We barely do. But I believe the model of a local film company (outside of LA or New York) sustaining itself is very possible. All of the money we make off any screening or sales goes straight back into the next movie. My hope is to build a “sustainable” film company in Arizona that is consistently producing films with moderate budgets and where all members of the company are paid a yearly salary. Something like what Robert Altman attempted with the original Lionsgate.
Considering you have another huge project on the horizon (52) how do you budget your time?
I would hardly call the 52 project on the horizon. We are in week 39 of 52, so if anything we’re out there on the horizon too. I budget our films as conservatively as I can. We raised 10k to make 52 short films; that breaks down to around 200 dollars a film. Again, that is a ridiculous amount to make films for. But we’re proving it’s possible to make quality film at a fast pace with little money. It’s all in the production, and it’s all about trying to find everything for free and only using the budget when you absolutely have to.

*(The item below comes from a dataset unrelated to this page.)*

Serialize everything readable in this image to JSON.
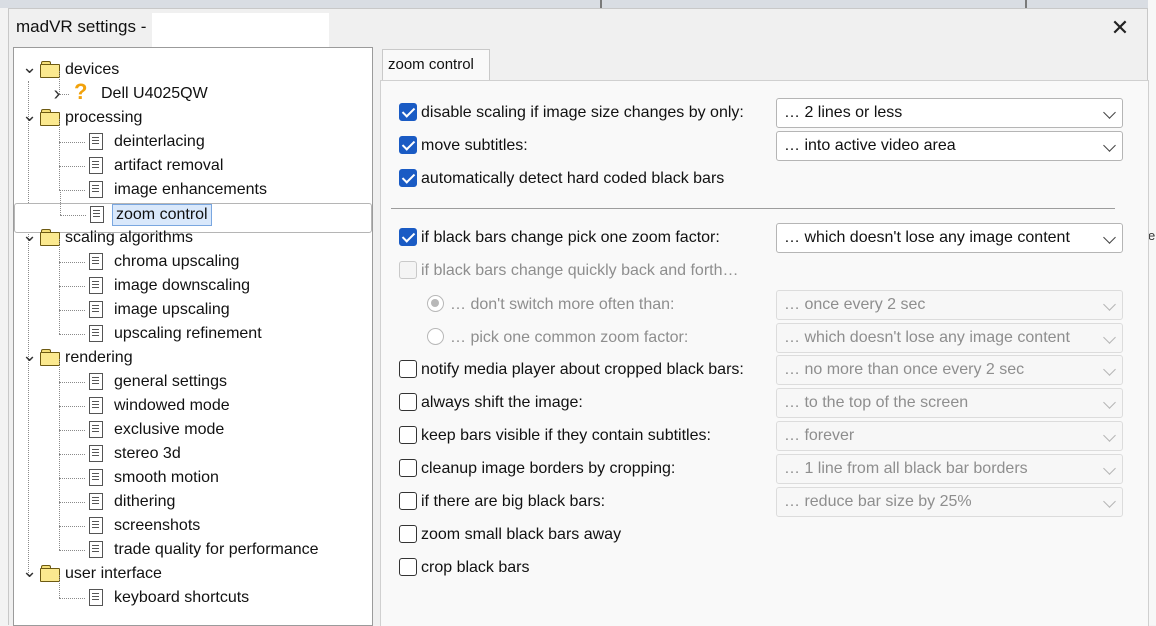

There’s speculation that more of TMWRTB might come out, like with Michael’s role, or delving more into the mysterious Jonny. Is there more to the story?
Yes, we have joked about sequels and prequels exploring some of these “men.” The short film “Escort Driver” is already a sort of prequel for Frank’s character. The cop Mike plays in “Friday Nights Alone” is cinematic kin to his character here as far as I’m concerned. But as far as an actual continuation, I want the sequels to live in the minds of the audience. However intriguing it is to explore someone like Jonny, I love the mystery (or mysteries) created by the film. I want all of our work to leave some element of mystery in the audience.
What else do you want people to know about TMWRTB?
I want people to go in with an open mind (or as much of one as they can). I really think we made an unconventional movie, at least a very different kind of heist/crime film. When the movie begins, you don’t know who these guys are, you don’t know where they are or why they are. Slowly the pieces start to come together and I think it is worth your time to see that last puzzle piece in place.
Why should people download the film?
Because I believe if people give local independent films like ours a chance they will discover that these movies are just as entertaining as anything you would see in theaters or Netflix.